A 10-minute cycle of PX-UV light on glass slides inoculated with C auris reduced the number of colony forming units per milliliter by 99.6%.
A 10-minute cycle of pulsed-xenon ultraviolet (PX-UV) light on glass slides inoculated with Candida auris reduced the number of colony forming units per milliliter by 99.6%, a new study published in BMC Infectious Diseases demonstrates.
C auris is a growing public health concern because of its hardiness, especially in health care settings, and its antibiotic-resistance profile. Earlier this year, The New York Times lead a front-page story with this troubling tale:
“The man at Mount Sinai died after 90 days in the hospital, but C auris did not. Tests showed it was everywhere in his room, so invasive that the hospital needed special cleaning equipment and had to rip out some of the ceiling and floor tiles to eradicate it.”
Indeed, C auris is an emerging fungus that has health care providers on high alert.
“Unique characteristics of C auris make it a serious and challenging global health threat and it continues to be poorly recognized cause of infection among health care providers,” Bhagyashri D. Navalkele, MD, medical director of Infection Prevention at the University of Mississippi Medical Center, who has written about the bug, told Contagion® earlier this year. “C auris is a tricky fungus as it mimics other less harmful Candida species, causing a delay in identification and management. It can affect any age group, and is known to be very difficult to treat due to multidrug resistance; [thus], it is associated with high mortality and transmission risk resulting in outbreaks.”
Investigators in South Africa are exploring ways to stop and destroy C auris in its tracks with the help of a PX-UV robot system (Xenex LightStrike), which also recorded activity against C parapsilosis, another emerging fungus that is problematic, especially in health care settings.

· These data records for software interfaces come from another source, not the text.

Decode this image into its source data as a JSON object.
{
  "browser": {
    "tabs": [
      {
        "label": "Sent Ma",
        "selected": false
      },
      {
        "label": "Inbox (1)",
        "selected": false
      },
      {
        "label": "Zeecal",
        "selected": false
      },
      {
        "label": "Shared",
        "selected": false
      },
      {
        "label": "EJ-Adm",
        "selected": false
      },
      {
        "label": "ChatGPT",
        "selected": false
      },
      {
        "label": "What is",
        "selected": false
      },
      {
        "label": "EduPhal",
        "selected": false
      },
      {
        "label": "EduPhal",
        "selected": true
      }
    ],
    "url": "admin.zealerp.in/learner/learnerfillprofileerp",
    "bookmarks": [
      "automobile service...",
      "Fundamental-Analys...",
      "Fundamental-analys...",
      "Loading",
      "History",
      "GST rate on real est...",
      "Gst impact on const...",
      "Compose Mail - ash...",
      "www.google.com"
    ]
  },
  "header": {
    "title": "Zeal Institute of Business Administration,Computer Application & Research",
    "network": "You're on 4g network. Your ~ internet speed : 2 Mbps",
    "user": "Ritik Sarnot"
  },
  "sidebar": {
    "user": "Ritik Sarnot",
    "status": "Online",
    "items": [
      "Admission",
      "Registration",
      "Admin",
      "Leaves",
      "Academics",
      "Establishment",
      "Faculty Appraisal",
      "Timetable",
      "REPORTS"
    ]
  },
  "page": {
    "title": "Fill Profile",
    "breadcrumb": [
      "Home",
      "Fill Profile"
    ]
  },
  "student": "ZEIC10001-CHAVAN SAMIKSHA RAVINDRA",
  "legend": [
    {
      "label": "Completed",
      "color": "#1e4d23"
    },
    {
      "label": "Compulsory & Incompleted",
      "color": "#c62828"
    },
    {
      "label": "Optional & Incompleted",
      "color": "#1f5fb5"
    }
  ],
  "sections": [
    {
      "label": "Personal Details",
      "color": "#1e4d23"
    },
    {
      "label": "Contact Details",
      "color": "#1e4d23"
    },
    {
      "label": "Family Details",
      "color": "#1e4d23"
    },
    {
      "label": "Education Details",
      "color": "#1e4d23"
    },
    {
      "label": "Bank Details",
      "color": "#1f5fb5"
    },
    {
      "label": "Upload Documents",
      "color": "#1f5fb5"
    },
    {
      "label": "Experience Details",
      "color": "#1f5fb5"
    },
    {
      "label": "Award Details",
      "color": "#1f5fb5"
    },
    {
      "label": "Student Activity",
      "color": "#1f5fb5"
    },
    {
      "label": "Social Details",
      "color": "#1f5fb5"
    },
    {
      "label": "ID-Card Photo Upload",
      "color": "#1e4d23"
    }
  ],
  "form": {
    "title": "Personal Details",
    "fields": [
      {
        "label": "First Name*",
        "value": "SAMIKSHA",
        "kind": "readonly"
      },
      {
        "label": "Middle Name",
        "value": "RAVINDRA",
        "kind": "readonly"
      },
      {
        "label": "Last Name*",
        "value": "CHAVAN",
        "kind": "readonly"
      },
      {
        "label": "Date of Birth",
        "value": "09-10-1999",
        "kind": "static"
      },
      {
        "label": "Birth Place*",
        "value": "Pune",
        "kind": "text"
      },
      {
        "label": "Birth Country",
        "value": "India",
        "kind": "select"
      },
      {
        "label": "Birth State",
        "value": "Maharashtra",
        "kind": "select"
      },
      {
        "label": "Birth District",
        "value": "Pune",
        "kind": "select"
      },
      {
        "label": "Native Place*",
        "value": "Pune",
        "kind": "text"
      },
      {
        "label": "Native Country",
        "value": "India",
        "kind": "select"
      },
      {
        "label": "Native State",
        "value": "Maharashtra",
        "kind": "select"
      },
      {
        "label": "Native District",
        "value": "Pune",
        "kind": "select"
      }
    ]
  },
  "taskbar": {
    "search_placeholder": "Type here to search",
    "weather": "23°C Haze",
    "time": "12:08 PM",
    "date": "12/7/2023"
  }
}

The research team inoculated glass slides with 10 μl of stock culture carried out in a broth liquid medium at 37°C until concentration ranges 10 5—10 6 colony-forming units (CFUs) per milliliter were obtained. The slides were then allowed to dry and placed perpendicularly to the floor at 1.25 meters. The slides were exposed uninterrupted to PX-UV light for 5-, 10-, and 15-minute cycles at 1- and 2-meter distances.
After a 5-minute cycle at 1-meter distance, there was a 99.4% reduction in C auris CFU, which jumped to a 99.6% reduction after 10 minutes at 2 meters. Similarly, there was a 98.5% reduction in C parapsilosis CFU after a 5-minute cycle at 1-meter distance, and a 95.2% reduction after 10 minutes at 2 meters.
“The PX-UV mobile device is easy to use and has short cycle times that makes it easier to disinfect all areas outside the room where the patient received care,” investigators concluded. “Further studies are needed in hospital environment, to assess the cumulative impact of repeated sessions.”